OK, maybe the Mars Rover won't find a still, or evidence of a keg party, but Curiosity's analysis of a large rock it's been zapping in order to study its composition has turned up a surprise to scientists. "This rock is a close match in chemical composition to an unusual but well-known type of igneous rock found in many volcanic provinces on Earth," Edward Stolper of the California Institute of Technology in Pasadena, a Curiosity "co-investigator," said Thursday. "With only one Martian rock of this type, it is difficult to know whether the same processes were involved, but it is a reasonable place to start thinking about its origin." The geeky way Stolper explains it here isn't going to blow the socks off a non-geologist. But here's where it gets interesting, at least in a way that might arouse some enthusiasm in your typical underclassman texting his way through a mandatory life sciences course: The formation process an igneous rock (such as the one Curiosity is studying) undergoes is similar to the way applejack liquor was made by colonial Americans. Dude! Stolper explains (as quoted by DiscoveryNews):
"You take hard cider, and the way it was made in colonial times is they would put it out in big barrels in the winter and it would freeze -- but not fully, so you'd crystallize out ice and you'd make more and more and more concentrated apple-flavored liquor."This is precisely what happens when you generate a magma on a planet. You generate magma by melting in the interior, it comes to the surface and, just like the applejack, when you cool it, it crystallizes. When it partially crystallizes, it generates a liquid that concentrates particular elements in it that are not in what’s crystallizing."
And around the country, thousands of frat boys have settled on their science-lab project.
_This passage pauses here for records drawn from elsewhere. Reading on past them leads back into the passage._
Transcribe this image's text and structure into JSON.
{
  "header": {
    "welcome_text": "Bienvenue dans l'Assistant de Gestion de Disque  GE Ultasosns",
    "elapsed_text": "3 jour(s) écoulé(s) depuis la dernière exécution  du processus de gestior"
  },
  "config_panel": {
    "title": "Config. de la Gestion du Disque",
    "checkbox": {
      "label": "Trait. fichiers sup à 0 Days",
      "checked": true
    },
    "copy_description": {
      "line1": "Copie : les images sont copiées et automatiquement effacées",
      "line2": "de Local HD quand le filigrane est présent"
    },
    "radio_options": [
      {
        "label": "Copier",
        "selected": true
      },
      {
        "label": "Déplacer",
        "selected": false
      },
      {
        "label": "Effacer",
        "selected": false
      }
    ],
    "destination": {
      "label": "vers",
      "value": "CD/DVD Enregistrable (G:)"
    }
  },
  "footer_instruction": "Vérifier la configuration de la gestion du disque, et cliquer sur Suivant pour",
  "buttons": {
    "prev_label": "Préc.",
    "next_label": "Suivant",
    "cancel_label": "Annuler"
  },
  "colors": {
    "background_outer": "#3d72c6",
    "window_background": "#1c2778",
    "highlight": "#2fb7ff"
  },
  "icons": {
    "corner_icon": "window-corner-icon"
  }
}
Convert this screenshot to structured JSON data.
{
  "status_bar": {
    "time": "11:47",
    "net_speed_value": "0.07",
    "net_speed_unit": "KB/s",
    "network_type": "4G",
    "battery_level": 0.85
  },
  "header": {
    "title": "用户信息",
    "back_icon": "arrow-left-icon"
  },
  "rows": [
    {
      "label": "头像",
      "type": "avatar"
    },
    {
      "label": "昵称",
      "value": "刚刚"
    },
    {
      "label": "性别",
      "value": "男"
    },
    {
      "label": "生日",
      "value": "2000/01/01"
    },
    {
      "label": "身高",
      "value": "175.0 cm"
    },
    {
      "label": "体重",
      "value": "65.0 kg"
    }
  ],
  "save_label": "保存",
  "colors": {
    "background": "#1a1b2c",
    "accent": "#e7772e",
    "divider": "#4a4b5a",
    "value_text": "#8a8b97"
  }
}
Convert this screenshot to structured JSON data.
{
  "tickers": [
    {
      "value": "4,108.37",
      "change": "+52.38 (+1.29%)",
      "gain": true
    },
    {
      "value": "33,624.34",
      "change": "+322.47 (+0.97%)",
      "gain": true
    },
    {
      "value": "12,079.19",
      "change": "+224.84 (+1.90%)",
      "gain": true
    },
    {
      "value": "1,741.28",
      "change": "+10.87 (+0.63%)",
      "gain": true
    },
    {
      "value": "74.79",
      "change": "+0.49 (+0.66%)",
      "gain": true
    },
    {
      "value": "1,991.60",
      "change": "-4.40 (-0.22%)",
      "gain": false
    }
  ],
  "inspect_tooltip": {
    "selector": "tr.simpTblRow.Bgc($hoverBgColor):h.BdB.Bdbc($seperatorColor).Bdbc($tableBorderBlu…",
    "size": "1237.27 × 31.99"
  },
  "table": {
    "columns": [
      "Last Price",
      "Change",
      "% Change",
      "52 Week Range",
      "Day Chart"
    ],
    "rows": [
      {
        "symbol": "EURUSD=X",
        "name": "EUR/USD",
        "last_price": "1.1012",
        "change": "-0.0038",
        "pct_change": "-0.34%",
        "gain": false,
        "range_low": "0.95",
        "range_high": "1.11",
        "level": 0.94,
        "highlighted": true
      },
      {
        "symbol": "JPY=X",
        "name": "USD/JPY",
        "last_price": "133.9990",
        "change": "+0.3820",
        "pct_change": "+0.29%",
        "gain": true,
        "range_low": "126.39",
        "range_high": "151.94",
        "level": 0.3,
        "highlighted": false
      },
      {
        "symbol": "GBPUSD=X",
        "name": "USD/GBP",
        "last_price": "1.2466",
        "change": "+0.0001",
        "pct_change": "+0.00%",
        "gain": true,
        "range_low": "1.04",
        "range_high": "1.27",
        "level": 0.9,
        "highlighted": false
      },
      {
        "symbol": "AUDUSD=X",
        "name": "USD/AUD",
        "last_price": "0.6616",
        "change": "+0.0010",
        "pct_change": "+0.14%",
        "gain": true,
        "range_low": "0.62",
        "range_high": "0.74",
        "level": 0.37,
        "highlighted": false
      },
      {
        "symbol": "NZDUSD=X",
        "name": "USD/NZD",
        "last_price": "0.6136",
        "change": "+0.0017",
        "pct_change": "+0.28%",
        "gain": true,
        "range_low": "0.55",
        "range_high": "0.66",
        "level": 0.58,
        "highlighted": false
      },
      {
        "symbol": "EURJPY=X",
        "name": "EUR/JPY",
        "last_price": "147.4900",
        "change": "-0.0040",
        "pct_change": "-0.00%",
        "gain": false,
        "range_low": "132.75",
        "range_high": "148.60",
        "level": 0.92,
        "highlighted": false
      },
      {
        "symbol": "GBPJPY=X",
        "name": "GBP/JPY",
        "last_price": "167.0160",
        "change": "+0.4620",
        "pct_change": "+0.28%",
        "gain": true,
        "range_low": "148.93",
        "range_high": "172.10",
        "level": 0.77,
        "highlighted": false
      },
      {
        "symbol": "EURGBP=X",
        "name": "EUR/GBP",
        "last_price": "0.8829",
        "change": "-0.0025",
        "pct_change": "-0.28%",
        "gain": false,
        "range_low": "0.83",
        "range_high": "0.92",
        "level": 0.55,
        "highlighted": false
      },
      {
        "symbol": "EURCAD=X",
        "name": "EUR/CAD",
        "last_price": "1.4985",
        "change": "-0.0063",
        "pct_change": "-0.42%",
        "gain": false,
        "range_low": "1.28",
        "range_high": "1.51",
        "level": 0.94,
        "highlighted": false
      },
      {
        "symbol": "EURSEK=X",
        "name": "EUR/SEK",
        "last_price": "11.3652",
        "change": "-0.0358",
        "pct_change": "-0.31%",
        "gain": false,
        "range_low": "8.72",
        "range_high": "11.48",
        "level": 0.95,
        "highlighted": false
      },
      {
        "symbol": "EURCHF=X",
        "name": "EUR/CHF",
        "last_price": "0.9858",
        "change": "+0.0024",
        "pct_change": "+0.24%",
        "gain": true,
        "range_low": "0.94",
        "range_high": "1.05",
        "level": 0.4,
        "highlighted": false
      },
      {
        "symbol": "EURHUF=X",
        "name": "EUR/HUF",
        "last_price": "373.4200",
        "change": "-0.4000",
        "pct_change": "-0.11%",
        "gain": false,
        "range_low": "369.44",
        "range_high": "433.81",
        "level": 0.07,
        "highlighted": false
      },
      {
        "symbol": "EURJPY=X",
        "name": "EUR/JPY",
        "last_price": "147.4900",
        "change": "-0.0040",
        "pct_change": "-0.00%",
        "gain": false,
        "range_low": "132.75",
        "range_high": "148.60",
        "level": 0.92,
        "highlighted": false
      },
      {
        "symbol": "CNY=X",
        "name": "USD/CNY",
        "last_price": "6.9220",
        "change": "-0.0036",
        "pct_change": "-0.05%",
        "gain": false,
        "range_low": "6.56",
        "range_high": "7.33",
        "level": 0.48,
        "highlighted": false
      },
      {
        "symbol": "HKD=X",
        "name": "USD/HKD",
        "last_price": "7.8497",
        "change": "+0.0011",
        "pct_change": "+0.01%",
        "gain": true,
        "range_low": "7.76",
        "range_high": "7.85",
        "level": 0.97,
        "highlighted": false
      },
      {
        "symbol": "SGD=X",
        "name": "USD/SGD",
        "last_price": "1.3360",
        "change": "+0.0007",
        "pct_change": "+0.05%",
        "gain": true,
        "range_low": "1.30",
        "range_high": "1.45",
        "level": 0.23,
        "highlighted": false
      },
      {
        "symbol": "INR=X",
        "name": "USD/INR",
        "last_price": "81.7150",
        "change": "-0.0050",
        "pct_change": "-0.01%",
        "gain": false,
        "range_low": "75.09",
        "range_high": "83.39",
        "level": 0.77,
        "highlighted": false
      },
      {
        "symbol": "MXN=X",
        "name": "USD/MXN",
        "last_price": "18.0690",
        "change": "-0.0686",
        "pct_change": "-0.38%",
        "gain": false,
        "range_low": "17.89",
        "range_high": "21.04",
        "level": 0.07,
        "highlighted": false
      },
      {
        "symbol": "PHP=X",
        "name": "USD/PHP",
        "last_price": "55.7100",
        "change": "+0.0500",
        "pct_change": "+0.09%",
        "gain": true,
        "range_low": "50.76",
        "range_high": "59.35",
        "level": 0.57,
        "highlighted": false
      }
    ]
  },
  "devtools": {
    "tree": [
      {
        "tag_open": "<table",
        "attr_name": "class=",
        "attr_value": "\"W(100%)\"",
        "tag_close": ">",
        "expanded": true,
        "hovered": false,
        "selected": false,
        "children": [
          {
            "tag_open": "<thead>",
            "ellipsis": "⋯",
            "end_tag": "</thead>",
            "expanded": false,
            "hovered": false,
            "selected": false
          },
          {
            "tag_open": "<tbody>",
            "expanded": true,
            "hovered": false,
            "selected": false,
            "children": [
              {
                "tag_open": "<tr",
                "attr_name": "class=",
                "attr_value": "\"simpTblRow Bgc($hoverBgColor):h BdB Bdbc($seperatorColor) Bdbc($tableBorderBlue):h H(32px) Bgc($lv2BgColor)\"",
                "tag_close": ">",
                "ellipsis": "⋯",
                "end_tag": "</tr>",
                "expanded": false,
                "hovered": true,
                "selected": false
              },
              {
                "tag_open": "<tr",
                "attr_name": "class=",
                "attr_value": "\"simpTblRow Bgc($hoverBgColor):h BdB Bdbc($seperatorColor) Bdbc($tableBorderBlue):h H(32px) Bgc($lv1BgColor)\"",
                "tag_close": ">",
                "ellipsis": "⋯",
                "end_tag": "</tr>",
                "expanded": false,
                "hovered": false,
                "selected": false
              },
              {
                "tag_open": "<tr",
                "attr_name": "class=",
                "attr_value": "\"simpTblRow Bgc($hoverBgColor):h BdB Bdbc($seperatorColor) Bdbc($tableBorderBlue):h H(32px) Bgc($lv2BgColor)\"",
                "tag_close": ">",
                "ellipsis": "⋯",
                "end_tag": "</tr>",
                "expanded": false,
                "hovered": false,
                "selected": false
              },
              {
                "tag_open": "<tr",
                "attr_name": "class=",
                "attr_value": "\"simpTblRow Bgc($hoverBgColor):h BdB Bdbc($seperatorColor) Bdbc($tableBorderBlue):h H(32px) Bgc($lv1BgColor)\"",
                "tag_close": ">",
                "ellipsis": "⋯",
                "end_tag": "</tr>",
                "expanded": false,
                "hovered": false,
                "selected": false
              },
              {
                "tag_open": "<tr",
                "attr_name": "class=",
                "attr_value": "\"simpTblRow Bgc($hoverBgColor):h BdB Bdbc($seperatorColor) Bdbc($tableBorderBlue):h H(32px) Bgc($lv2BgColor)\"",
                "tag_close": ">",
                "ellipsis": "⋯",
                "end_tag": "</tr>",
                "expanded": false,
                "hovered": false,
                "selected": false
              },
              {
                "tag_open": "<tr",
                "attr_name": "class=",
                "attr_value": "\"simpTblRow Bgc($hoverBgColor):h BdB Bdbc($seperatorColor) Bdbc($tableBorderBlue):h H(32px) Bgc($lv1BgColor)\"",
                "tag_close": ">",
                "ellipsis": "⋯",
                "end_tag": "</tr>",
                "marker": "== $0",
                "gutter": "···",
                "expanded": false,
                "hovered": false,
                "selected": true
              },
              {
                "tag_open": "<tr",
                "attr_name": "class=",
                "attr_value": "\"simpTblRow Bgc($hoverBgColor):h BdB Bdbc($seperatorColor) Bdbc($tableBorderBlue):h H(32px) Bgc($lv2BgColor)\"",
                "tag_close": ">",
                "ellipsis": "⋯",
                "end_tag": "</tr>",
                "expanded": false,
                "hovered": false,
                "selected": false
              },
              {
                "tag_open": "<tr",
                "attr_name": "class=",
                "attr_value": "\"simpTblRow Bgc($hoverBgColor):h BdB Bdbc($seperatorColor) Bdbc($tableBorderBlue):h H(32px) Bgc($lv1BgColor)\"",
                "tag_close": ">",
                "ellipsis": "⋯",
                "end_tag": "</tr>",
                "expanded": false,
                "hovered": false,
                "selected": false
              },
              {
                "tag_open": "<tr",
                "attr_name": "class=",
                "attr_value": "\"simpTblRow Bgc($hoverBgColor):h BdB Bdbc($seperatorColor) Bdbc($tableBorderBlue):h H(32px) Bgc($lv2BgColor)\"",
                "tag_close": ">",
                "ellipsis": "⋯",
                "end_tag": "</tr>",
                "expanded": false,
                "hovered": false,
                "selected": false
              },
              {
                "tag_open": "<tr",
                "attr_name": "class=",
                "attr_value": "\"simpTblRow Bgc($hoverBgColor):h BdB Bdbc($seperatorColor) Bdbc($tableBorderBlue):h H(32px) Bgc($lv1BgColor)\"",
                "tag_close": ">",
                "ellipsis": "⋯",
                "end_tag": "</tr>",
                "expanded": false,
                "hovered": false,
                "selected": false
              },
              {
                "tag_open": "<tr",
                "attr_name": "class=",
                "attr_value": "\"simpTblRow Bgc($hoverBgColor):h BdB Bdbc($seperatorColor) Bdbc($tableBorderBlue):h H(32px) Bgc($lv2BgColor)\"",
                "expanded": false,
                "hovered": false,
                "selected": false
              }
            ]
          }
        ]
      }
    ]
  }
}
Here's a little primer (courtesy of Popular Mechanics) on what Suite101 calls "America's forgotten liquor." Now read this: